Welcome to Portland's Urban Iditarod, an annual shopping cart race, modeled on the 1,150-mile Alaskan Iditarod. On the Saturday after the sled dogs took to the frozen tundra, we took to the streets, with humans instead of dogs and shopping carts in lieu of sleds. Portland's first running took place in 2001, and a laundry list of cities across the nation, from New York to Cincinnati to L.A., now hold versions of the event, as well. The very first Urban Iditarod, however, took place in San Francisco, back in 1994, the brainchild of a Stanford graduate student named Tom Kramer, nee Marsh, a.k.a. Tundra Tommy.
"Keep it on the street," Tommy yelled from behind our cart. This year, Tommy ventured north to check out Portland's incarnation of the event he spawned. We competed on the same team, an opportunity I could not pass up. (Like playing H-O-R-S-E with James P. Naismith, or shagging flies from Abner Doubleday.) He was our musher, cajoling us forth, as we pulled the cart, attached to our belts via nylon harness. "Good doggies!" he said.

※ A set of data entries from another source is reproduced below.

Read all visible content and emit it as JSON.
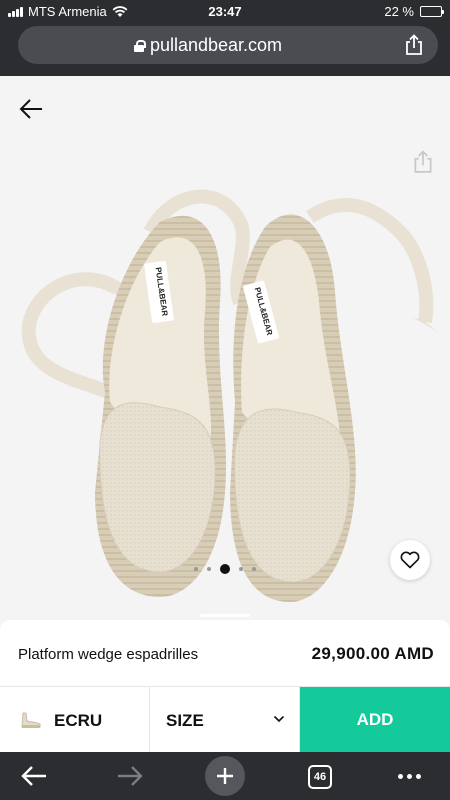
{
  "status_bar": {
    "carrier": "MTS Armenia",
    "time": "23:47",
    "battery": "22 %",
    "battery_level": 0.22
  },
  "browser": {
    "url": "pullandbear.com",
    "tab_count": "46"
  },
  "product": {
    "name": "Platform wedge espadrilles",
    "price": "29,900.00 AMD",
    "label_text": "PULL&BEAR",
    "image_index": 3,
    "image_count": 5
  },
  "actions": {
    "color": "ECRU",
    "size": "SIZE",
    "add": "ADD"
  },
  "colors": {
    "add_button": "#14c99a",
    "chrome": "#2b2d31",
    "battery": "#f5d020"
  }
}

Turning left off Main Street, we passed some slow-moving squads and were leapfrogged by others, as our harness occasionally tangled under the wheels of the cart. But no matter -- the goal was not to finish first. In fact, as Tommy earlier pointed out, some cities actually have a rule that the team that finishes first loses.

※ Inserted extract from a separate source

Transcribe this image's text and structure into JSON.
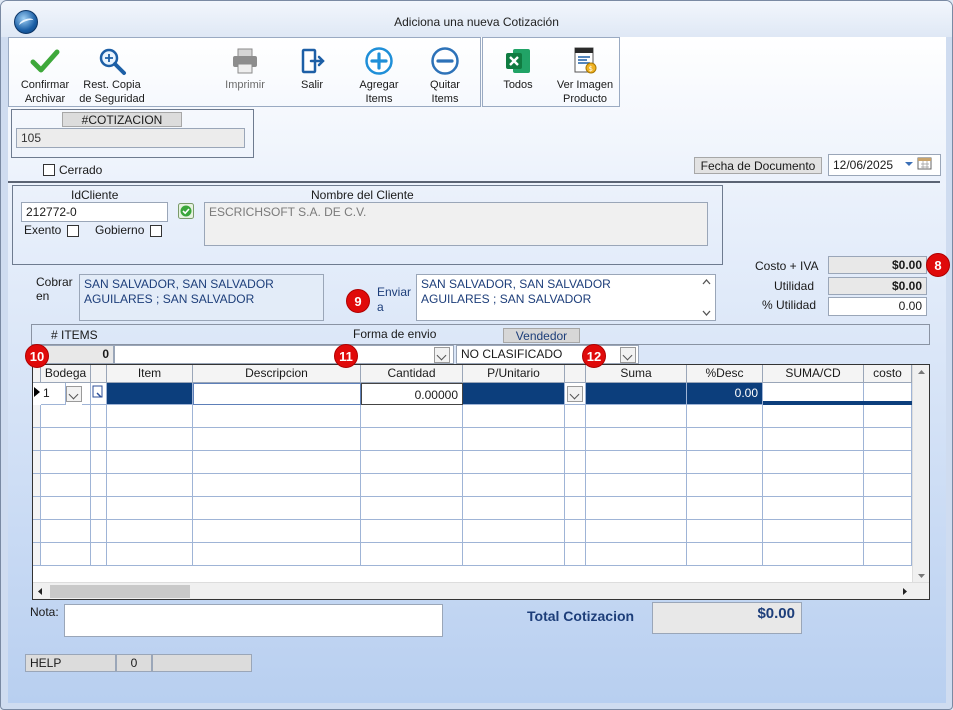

So what's the strategy of a race with no winners? I put this to Brian Davies, a.k.a. Lead Dog, the Portland event organizer, when we pulled in at the first rest stop. (Like the actual Iditarod, it is a mandate to stop and rest your dogs.) "It's based on having a good time, showing off," Davies said. "I just choose one winner when I feel like it, but the real winning team is the one that has the most fun."
And a quick lap through the pit-stopped throng exposed plenty of folks having fun. Some teams were topical (there were several Charlie Sheens), others were political (Wisconsin teachers union), and beer pong was a prevalent theme -- for athletes of a different stripe, one supposes. For Dave Brigg, a past winner, this was his seventh race. "I hate running," he said," but this is offbeat and a great way to meet people."
One team wore Brandon Roy jerseys and slings, hobbling along on crutches. They told me they were the Frail Blazers, explaining, "We didn't have an Oden jersey." Another team dressed as a menagerie of sports figures: Plaxico Burress, Brett Favre, Tonya Harding, Jennifer Capriati, Tiger Woods, and the Duke lacrosse team. They were "Athletes Gone Wild."
All of which impressed Tommy, the father of the Urban Iditarod. "The quality of outstanding costumes blows the doors off anything San Francisco has ever done," he said. Although Tommy's day came to a controversial end, when a team of referees (unofficial) began handing out red cards.
"That's the worst thing about this event," he said, shaking his head. "The refs threw me out!"